This is the remake of the 1941 classic film of the same name. That original film was very popular and spawned a lot of sequels. I've never seen them or really any werewolf movies, but whatever magic they possessed is lost in this movie.
The movie is basically that a man transforms into a rapid beast, goes into a rampage, kills a bunch of people and then transforms back into a guilt-ridden man again. That's it. That's the whole movie. There's nothing else. I imagine in 1941 there wasn't the excess of blood and gore that we have, so the classic film needed something more, like dialogue or good acting. Not the case with this movie!
Oscar-winner Benicio del Toro plays Lawrence Talbot, a theater actor in 1891 who's come home to England after learning of his brother's death. He discovers that his brother was killed by a monster, a werewolf. He tries to stop the monster but gets biten. Infected, he later transforms into a werewolf himself.
Oscar-winner Anthony Hopkins plays Sir John Talbot, the father and landowner who knows about the monster but doesn't care. He knows that his son has become one and rather oddly embraces it. Clearly, Sir John has some secrets and they become pretty obvious about half-way through the movie.
Like I said, I haven't seen too many werewolf movies, so I can't use them as a basis of comparison. However, I can liken this movie to a certain comic book fantasy.This film is the past participle of Hulk (2003). Take away the Victorian-era clothing and place the setting in modern-day San Francisco, and you basically have the Ang Lee-directed-Stan Lee-inspired, more cute and colorful monster movie.

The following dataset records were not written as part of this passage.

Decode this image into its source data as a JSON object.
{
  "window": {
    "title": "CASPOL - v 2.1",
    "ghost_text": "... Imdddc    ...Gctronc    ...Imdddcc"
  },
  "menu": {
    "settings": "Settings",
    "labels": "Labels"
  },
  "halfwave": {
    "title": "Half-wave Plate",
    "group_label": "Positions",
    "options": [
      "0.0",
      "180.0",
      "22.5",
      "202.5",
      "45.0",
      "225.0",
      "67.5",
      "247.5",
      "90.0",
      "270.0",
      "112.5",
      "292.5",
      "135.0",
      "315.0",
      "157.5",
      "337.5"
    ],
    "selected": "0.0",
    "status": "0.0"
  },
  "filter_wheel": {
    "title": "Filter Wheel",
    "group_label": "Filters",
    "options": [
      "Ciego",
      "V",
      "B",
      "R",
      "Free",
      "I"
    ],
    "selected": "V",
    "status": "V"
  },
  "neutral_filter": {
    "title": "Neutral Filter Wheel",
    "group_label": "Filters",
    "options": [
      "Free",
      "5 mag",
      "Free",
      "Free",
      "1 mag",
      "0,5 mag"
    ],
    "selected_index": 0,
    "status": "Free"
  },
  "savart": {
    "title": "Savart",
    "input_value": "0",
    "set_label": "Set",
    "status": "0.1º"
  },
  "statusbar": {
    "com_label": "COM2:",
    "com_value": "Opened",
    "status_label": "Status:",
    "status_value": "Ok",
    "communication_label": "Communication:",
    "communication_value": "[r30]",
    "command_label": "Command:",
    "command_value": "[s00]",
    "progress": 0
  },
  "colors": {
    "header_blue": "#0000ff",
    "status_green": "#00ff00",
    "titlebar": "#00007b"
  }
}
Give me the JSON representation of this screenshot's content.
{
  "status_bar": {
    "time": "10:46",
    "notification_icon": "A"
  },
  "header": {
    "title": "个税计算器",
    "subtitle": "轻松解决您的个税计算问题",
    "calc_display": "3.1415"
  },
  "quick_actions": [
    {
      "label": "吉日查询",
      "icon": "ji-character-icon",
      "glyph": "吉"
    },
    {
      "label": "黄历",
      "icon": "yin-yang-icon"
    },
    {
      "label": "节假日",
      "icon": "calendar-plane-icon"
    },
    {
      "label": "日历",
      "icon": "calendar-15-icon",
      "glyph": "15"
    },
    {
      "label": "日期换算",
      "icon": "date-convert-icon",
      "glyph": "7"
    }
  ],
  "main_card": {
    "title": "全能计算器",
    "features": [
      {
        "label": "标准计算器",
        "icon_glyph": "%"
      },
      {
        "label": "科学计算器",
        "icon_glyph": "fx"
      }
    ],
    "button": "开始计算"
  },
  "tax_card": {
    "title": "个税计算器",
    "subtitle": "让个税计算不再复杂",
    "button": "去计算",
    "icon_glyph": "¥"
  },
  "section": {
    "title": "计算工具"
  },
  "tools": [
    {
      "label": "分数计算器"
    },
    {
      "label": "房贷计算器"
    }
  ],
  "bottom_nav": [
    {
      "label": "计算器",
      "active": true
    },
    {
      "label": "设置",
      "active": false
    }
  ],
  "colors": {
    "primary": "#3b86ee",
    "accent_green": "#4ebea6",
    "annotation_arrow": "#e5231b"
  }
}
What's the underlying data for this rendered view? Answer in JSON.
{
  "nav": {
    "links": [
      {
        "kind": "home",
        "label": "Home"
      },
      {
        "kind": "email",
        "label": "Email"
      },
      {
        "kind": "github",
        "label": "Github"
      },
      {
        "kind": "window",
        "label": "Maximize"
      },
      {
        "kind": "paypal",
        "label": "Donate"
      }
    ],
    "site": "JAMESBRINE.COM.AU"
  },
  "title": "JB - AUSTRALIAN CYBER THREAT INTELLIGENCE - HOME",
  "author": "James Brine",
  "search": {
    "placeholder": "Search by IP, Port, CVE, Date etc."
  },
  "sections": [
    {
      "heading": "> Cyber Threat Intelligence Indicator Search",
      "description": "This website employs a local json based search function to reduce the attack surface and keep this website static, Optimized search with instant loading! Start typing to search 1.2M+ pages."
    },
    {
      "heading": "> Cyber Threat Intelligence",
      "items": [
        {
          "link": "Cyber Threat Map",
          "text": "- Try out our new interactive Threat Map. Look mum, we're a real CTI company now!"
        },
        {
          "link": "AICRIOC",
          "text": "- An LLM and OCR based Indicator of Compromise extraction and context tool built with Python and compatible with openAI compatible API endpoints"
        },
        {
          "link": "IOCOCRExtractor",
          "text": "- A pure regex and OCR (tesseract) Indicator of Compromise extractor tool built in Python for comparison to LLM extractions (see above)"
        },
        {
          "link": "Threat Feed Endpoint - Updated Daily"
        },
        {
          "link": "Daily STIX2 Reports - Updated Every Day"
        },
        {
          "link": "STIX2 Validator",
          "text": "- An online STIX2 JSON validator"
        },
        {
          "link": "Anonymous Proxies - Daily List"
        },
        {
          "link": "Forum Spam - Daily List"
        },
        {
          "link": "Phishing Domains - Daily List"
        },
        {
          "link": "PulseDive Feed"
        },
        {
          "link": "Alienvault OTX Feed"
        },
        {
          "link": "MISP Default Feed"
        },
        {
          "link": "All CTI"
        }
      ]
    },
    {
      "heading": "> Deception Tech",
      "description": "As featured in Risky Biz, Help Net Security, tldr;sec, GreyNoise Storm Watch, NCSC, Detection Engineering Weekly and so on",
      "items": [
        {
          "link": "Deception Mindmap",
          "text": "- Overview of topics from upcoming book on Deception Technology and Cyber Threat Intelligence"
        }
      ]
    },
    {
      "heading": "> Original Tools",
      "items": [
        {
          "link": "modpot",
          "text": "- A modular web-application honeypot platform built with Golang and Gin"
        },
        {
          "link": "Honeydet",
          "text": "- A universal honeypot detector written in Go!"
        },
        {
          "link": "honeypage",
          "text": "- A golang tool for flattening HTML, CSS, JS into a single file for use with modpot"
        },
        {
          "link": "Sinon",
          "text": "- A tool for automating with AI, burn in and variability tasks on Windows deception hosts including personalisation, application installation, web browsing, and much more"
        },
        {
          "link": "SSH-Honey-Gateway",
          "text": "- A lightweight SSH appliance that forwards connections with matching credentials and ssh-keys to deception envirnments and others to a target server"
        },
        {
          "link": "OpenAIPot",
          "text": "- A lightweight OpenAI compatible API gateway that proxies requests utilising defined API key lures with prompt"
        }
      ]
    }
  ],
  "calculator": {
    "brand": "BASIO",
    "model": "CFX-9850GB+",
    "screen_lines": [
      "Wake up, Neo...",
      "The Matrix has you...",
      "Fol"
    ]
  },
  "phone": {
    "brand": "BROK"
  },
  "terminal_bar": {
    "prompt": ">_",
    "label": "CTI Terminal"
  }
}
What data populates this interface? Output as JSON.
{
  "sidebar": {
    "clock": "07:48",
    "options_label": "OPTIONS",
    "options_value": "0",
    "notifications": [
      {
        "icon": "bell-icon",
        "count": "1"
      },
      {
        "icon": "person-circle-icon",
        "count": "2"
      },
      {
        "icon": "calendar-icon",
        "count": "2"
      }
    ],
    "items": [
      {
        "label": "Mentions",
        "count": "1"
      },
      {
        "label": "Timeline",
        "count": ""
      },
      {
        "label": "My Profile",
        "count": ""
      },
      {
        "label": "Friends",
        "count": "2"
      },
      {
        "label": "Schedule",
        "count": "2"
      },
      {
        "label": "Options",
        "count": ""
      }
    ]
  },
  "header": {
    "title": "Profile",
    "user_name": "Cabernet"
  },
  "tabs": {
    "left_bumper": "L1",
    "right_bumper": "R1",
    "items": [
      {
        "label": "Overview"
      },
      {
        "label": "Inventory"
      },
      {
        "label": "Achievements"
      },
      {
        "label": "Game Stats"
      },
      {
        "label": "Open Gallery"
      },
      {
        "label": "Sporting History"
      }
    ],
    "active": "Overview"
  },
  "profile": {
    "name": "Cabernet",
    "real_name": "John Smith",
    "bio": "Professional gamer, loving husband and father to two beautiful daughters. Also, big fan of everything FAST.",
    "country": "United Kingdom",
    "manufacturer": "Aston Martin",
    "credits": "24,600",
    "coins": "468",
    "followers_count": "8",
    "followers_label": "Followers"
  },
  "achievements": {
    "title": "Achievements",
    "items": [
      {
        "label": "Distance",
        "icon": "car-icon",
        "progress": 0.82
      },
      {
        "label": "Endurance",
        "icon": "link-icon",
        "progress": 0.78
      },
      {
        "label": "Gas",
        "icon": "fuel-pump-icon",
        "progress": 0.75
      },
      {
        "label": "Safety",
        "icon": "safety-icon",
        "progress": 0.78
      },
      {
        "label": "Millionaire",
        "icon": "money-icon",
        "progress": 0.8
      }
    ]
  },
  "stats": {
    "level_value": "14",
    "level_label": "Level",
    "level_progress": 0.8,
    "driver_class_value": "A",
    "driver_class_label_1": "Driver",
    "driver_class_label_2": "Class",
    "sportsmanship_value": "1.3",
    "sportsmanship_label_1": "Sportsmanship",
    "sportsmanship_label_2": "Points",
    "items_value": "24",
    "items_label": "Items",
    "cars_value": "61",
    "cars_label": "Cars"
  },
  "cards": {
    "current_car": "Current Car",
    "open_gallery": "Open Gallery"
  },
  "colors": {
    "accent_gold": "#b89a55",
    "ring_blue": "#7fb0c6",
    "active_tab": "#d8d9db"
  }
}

Eric Bana who starred in Hulk isn't an Oscar-winner but I dare say he did a better acting job than del Toro here, if for no reason than he had more chemistry with his co-star. Here, Emily Blunt (The Devil Wears Prada) plays Gwen Talbot, the widow. Besides, just sitting around in mourning and then disappearing for a good chunk of the movie, the script doesn't really allow much interaction between her and del Toro. She seems to fall in love with him, but there's nothing, beyond Blunt's wide-eyes, to convince me of that. I think I was more convinced by the cartoon characters in Beauty and the Beast (1991).
If you're someone who just wants to go see the blood and gore as well as the bone-crunching metamorphosis of a man into a beast, then this movie can satisfy. Personally, Michael Jackson's transformation in his music video Thriller was scarier and more interesting to me than the one here, but that's just my opinion.